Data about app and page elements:
--- START ---

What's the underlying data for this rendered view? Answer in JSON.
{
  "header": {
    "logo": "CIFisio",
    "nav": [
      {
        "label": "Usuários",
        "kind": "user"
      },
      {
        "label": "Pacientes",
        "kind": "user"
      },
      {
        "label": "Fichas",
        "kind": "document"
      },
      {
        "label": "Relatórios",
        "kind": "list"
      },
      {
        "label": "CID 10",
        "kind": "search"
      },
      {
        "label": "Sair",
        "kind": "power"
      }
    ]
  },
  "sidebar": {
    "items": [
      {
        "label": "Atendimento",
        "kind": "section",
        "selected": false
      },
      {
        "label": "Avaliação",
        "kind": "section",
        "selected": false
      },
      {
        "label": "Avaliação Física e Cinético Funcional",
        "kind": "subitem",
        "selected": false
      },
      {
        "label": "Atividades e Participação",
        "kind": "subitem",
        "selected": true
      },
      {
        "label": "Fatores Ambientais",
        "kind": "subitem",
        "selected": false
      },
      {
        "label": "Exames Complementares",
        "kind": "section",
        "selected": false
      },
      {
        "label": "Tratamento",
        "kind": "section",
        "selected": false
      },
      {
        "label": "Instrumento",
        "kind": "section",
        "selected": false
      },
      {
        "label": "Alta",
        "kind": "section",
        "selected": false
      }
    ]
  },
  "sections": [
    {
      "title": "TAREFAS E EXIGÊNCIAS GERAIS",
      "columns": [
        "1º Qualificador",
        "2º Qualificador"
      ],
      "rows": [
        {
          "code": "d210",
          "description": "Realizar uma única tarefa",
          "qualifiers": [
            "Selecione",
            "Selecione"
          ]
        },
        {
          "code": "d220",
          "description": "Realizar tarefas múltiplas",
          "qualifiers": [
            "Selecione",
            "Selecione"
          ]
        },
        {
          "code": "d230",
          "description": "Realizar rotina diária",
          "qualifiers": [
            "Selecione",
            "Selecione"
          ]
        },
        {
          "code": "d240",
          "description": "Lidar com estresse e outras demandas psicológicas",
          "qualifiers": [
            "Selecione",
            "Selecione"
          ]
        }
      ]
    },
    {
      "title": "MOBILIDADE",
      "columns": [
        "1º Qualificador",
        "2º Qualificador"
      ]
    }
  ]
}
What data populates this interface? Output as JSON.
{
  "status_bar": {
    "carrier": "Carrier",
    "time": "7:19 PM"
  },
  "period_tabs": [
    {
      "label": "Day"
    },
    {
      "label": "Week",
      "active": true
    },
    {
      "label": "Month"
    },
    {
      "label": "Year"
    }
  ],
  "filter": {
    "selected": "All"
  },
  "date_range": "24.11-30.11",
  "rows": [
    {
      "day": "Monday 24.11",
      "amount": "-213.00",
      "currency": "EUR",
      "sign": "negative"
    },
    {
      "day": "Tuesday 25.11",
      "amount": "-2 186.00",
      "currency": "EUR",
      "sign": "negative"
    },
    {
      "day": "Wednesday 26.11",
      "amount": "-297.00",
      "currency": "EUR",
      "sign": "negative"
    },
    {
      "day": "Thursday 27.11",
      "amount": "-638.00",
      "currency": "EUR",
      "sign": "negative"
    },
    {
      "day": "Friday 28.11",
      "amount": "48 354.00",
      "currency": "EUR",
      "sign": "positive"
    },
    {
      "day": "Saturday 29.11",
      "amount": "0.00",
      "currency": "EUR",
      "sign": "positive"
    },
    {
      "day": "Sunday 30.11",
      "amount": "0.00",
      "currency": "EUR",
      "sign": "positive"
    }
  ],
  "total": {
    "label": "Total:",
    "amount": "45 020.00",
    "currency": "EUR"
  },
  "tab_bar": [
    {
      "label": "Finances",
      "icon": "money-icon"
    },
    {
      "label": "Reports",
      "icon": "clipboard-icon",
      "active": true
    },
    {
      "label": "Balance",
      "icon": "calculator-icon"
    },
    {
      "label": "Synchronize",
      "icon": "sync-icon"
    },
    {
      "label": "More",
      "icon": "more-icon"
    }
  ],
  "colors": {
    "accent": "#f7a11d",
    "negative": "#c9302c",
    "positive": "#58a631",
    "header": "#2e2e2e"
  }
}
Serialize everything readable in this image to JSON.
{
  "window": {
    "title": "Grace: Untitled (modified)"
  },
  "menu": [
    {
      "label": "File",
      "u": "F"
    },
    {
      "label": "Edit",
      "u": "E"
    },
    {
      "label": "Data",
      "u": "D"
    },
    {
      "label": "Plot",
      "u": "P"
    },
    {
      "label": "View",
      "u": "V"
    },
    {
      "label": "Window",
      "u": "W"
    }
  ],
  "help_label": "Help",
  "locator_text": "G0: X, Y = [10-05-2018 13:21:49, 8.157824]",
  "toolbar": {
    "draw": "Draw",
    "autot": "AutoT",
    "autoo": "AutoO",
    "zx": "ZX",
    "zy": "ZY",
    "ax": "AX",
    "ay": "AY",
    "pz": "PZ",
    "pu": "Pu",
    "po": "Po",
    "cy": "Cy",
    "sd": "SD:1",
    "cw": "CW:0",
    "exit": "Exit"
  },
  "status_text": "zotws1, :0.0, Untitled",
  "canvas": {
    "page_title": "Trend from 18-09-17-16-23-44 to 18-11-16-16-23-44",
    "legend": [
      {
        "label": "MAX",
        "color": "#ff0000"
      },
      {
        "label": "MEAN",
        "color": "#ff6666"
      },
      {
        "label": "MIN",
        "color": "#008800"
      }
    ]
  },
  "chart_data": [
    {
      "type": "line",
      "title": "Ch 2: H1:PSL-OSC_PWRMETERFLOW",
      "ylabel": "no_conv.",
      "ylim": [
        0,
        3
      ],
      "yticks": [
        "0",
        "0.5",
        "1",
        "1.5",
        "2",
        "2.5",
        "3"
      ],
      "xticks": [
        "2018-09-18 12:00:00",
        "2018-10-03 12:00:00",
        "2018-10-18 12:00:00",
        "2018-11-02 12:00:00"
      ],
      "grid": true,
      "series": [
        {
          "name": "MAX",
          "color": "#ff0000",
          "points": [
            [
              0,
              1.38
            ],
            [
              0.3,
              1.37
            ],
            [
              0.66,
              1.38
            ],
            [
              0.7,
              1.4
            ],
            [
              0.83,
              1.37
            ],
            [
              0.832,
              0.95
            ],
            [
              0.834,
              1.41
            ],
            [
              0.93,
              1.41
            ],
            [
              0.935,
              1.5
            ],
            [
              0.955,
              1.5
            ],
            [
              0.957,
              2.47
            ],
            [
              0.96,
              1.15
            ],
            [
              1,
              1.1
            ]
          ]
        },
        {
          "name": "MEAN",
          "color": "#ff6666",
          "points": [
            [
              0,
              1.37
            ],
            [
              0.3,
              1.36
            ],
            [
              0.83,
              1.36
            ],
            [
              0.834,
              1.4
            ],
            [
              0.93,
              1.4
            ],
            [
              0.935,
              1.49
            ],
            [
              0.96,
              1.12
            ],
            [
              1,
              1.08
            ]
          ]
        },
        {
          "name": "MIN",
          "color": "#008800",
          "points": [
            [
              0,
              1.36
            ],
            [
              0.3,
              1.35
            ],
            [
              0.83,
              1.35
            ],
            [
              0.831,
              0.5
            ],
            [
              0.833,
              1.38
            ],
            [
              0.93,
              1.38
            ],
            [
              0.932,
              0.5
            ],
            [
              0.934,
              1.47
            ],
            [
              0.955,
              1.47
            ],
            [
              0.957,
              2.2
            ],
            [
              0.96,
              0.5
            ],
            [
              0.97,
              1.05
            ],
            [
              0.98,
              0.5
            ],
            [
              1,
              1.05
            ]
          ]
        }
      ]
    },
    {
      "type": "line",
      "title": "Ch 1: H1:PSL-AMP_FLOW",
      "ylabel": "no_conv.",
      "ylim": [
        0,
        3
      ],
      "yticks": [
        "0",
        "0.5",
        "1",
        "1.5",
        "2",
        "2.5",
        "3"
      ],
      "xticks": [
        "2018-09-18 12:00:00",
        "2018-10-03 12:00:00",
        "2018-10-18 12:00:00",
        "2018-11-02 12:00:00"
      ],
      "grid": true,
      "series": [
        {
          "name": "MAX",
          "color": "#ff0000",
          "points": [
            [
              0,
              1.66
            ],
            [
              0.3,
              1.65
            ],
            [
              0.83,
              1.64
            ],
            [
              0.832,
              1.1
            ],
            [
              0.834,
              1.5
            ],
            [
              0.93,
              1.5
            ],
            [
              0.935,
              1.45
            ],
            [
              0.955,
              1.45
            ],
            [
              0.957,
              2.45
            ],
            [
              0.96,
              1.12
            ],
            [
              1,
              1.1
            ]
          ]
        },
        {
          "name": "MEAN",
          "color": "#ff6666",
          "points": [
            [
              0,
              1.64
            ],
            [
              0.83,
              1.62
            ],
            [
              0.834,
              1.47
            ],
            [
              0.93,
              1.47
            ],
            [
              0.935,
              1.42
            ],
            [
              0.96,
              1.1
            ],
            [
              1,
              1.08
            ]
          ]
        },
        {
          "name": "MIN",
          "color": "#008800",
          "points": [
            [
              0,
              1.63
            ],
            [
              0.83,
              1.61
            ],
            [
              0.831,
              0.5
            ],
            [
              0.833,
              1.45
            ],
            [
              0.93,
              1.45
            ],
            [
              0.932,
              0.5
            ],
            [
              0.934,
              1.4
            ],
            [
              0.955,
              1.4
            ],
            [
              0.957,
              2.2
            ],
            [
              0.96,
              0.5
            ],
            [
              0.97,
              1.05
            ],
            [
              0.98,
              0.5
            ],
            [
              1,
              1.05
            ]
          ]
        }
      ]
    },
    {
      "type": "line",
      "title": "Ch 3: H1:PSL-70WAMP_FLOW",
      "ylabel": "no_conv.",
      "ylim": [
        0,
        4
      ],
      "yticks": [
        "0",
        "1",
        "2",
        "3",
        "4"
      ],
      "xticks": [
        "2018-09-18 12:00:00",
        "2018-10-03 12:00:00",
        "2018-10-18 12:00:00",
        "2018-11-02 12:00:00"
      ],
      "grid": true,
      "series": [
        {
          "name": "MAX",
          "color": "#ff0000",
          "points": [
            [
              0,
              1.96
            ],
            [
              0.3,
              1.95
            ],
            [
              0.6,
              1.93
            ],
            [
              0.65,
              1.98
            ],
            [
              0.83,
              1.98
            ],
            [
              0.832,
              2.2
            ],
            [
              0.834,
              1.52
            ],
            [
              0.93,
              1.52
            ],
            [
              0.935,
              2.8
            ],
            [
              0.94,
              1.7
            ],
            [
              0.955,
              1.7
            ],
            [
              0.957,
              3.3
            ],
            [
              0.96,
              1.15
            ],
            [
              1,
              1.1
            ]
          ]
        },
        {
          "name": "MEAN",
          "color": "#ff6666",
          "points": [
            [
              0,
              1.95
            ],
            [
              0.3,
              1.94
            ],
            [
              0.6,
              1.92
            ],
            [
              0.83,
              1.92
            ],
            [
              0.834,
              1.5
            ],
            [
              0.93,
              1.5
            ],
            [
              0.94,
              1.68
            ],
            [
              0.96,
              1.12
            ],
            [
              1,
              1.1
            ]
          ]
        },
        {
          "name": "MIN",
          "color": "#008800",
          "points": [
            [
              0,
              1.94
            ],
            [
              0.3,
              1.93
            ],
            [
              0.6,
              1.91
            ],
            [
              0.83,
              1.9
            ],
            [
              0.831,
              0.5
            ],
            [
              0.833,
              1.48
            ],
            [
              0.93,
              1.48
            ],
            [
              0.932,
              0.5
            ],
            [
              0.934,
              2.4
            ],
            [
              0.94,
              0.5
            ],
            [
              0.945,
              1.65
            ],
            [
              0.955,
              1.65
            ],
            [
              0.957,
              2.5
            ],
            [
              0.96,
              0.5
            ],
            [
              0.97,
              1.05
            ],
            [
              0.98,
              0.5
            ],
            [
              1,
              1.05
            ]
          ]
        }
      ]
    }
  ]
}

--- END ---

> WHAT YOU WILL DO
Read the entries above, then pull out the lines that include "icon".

> RESPONSE BELOW
      "icon": "money-icon"
      "icon": "clipboard-icon",
      "icon": "calculator-icon"
      "icon": "sync-icon"
      "icon": "more-icon"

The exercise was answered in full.